“Play Something,” available on the Global TV app
Created, written and directed by Nida Manzoor, We Are Lady Parts is a British sitcom that follows the humourous goings-on of an all-Muslim women punkrock band.
It cannot be overstated how much this show does right. In its 25-minute runtime, the first episode “Play Something” establishes the unapologetically quirky, raunchy and comedic vibe of the series.
One of the main draws of the show is watching the performances of the talented main cast. They seamlessly portray their characters’ distinctive – sometimes clashing – personalities while playing off each other exceedingly well. Plus, their comedic chops are on point. From witty one-liners to physicality and even over-the-top sketches, the cast does it all.
Alongside the stellar acting, the writing is very clever. Manzoor has a talent for deftly laying the groundwork for compelling plot points.
For instance, in the first episode, the show’s protagonist Amina (Anjana Vasan) is struggling to seek a husband for whom she can be a dutiful wife. Unexpectedly, she’s recruited into the band Lady Parts as a guitarist, which comes with its fair share of complications.
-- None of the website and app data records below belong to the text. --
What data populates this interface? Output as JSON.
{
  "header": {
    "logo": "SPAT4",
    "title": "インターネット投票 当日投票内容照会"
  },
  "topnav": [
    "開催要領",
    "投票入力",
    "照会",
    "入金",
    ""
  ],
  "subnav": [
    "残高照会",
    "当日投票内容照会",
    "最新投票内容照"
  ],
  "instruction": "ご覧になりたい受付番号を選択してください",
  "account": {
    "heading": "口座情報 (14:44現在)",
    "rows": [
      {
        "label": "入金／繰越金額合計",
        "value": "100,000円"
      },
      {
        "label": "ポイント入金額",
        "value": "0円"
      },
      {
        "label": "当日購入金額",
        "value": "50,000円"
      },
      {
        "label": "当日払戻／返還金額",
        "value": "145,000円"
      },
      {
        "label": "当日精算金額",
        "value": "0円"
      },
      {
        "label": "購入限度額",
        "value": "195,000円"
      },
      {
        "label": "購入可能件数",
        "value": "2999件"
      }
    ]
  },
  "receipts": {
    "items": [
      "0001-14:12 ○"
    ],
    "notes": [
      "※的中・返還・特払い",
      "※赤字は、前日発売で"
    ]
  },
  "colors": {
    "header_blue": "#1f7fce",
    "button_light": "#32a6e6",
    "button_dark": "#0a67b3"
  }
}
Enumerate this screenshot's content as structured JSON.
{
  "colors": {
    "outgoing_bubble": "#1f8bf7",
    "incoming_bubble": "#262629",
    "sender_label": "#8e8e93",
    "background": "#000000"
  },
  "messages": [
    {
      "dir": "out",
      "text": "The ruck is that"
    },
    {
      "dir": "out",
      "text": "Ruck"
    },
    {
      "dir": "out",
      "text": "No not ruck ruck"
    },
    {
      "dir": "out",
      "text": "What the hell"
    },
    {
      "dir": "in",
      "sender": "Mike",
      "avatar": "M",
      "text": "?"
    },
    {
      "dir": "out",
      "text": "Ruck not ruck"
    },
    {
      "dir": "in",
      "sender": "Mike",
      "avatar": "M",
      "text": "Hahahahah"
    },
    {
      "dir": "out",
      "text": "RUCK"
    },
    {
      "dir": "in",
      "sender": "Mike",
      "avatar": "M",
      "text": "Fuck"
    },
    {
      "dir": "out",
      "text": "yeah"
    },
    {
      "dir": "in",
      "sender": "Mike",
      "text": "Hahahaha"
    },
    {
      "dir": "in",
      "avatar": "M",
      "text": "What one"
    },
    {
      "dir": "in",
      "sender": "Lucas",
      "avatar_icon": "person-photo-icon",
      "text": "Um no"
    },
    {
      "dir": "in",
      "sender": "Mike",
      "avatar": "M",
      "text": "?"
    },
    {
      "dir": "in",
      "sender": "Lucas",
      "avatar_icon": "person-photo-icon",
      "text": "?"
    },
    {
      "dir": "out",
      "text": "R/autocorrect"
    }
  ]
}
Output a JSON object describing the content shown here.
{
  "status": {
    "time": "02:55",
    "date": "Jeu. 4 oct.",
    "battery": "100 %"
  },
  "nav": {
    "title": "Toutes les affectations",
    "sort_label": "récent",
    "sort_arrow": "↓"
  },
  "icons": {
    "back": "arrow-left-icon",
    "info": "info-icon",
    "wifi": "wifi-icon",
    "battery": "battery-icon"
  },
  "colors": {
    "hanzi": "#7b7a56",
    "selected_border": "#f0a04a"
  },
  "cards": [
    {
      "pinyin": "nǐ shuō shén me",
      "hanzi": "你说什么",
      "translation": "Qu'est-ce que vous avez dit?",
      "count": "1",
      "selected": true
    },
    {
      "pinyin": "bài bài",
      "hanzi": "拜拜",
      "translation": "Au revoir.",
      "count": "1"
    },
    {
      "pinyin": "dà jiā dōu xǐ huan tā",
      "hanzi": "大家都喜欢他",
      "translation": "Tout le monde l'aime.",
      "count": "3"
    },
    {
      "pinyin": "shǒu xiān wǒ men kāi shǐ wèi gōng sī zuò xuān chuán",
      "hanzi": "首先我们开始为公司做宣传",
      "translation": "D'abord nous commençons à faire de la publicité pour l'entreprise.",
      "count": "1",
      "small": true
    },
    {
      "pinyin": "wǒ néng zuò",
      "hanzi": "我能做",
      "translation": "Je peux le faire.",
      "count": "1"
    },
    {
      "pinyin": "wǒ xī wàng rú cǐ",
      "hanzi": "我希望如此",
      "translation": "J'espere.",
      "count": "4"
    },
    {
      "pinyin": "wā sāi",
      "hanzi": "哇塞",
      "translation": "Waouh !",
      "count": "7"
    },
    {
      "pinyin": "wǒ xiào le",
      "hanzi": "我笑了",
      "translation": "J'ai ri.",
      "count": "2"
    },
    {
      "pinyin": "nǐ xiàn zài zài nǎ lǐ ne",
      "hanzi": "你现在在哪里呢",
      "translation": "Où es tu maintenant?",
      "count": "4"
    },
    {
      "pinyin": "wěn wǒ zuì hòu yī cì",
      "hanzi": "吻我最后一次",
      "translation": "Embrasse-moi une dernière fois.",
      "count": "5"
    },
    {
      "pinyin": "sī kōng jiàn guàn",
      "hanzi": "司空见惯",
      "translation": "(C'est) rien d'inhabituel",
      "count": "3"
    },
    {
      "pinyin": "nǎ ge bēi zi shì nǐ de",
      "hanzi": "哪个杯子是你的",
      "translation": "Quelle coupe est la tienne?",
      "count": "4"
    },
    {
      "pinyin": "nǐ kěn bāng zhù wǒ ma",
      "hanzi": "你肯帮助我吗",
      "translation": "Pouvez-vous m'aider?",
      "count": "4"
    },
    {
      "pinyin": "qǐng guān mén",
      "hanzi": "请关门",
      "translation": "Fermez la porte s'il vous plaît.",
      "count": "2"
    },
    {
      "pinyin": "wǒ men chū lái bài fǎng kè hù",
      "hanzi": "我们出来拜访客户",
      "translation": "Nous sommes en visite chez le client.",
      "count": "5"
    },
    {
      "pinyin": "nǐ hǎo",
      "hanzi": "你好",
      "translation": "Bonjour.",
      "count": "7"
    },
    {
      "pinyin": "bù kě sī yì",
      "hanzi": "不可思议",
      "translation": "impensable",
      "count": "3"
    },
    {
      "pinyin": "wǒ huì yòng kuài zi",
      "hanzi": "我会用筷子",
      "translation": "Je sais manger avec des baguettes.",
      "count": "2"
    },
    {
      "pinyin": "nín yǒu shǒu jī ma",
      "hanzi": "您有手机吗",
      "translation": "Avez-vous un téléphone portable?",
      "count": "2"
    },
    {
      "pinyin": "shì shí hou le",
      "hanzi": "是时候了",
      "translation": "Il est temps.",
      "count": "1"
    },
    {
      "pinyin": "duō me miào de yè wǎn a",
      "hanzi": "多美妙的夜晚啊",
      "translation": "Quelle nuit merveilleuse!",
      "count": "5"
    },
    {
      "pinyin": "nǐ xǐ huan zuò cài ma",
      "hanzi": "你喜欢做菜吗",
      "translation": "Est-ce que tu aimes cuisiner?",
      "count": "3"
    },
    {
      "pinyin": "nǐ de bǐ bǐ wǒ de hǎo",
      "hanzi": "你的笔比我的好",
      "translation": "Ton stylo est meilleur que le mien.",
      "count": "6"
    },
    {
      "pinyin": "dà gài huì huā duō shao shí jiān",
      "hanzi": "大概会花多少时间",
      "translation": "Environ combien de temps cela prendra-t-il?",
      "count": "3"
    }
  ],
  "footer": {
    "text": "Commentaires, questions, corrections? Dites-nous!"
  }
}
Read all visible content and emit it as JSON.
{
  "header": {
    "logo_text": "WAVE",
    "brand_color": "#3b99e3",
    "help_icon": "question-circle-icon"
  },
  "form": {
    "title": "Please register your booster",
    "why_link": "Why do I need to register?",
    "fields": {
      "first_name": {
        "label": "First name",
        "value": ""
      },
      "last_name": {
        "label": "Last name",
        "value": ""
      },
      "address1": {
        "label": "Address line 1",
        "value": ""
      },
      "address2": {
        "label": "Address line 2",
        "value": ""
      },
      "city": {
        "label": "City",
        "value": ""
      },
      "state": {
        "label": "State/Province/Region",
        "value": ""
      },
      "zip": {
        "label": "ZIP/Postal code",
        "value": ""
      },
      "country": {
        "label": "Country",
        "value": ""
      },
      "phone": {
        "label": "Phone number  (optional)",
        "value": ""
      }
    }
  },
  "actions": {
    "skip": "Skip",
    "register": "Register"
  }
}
Without spelling it out, Manzoor builds in enough context throughout the narrative for viewers of all backgrounds to understand the social and religious implications of Amina joining the band. Clearly, by joining, her eligibility as a bachelorette will be significantly tarnished. More than likely, she’ll garner disapproval from her family, friends and community. The stakes are high, and her reputation and future are in jeopardy. Even so, Amina’s passion is music.
Granted, this kind of plotline isn’t new or groundbreaking, but it doesn’t need to be. It’s rare to see BIPOC women – Muslim women, especially – as the lead characters in duty-versus-passion narratives. By intertwining the narrative with Islam with a comedic spin, Manzoor creates a framework that’s safe from stereotyping or stigma.
Depicting an all-women, all-Muslim comedy comes with a whole set of social, racial and political challenges that aren’t even concerns for privileged and, frankly, white writers. But Manzoor navigates these challenges in addition to handling the traditional challenges that come with writing and directing a story. Manzoor is a powerhouse, and her work needs to be supported.
Plus, generally speaking, seeing that Muslim creators – both on- and off-screen – are the ones driving this project is deeply meaningful. This is what diversity looks like on-screen. Not just a BIPOC body featured in a white-centered story, but a creative project made by and for BIPOC.
Basically, We Are Lady Parts is a mustwatch show. Outside of the all-too-important need to support Muslim-centred shows and BIPOC creativity in general, We Are Lady Parts is nothing short of a delightful romp.
Published in Volume 76, Number 4 of The Uniter (October 1, 2021)